Athletes have been using drugs related to performance since the ancient Greeks. Way back in 776 B. C., some used hallucinogens and ate animal testicles to get better according to ProCon.org. Human Chorionic Gonadotropin or HCG is used by athletes to minimize some of the side effects of anabolic steroids, manipulate testosterone levels to mask steroid use, and build muscle.
The Lowdown on HCG
The HCG hormone's real purpose is to develop the egg in a woman's ovary. Pregnancy tests usually check a woman's HCG levels. Because it can alter testosterone levels in men, HCG was banned by the International Olympic Committee in 1987. It was also banned by the United States Anti-Doping Agency. Numerous athletes have failed HCG tests. For example, in May 2010, baseball player Manny Ramirez and Houston Texans linebacker Brian Cushing were suspended for using HCG.
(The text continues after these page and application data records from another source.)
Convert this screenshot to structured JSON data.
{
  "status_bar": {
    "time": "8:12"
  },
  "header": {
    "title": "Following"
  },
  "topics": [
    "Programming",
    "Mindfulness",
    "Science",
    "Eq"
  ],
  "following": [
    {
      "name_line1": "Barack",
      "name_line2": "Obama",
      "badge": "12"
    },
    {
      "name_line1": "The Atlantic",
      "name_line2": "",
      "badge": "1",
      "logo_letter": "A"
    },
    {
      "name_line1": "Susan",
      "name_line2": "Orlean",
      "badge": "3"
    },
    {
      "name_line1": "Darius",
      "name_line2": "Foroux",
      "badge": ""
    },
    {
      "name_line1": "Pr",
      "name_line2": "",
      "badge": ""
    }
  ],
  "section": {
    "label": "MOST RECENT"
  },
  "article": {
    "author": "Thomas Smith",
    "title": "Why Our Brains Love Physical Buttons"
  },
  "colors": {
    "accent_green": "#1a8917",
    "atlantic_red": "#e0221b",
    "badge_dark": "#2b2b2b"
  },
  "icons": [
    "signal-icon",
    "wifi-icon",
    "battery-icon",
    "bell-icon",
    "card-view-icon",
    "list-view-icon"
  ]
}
Steroid use is the most widely known way athletes bulk up their bodies. But drug tests can detect the presence of synthetic testosterone. Athletes use HCG to stimulate the body's natural production of testosterone, which disguises the presence of synthetic testosterone according to the "Journal of Endocrinology and Metabolism." This may help a person beat a drug test.
Kick Starting Production
Prolonged steroid use upsets the athlete's hormonal balance and induces the body to shut down its production of testosterone. This can lead to shrunken testicles and depressed sperm production. The thinking is HCG can reverse this unwanted side effect and kick start the body's production of testosterone. According to the University of Washington, low doses of HCG may help maintain testosterone production. A case study of a steroid-using bodybuilder published in the January 1998 issue of the "Postgraduate Medical Journal," concluded that HCG restored his testosterone and sperm production.
The HCG Myth
Some athletes have used HCG to artificially boost their testosterone levels before competition. They think this increases muscle strength and may help improve their performance. However, according to Andrew Kicman of the King's College London Drug Control Center, the increase in testosterone levels is minimal compared to other doping methods and lasts for only a few days.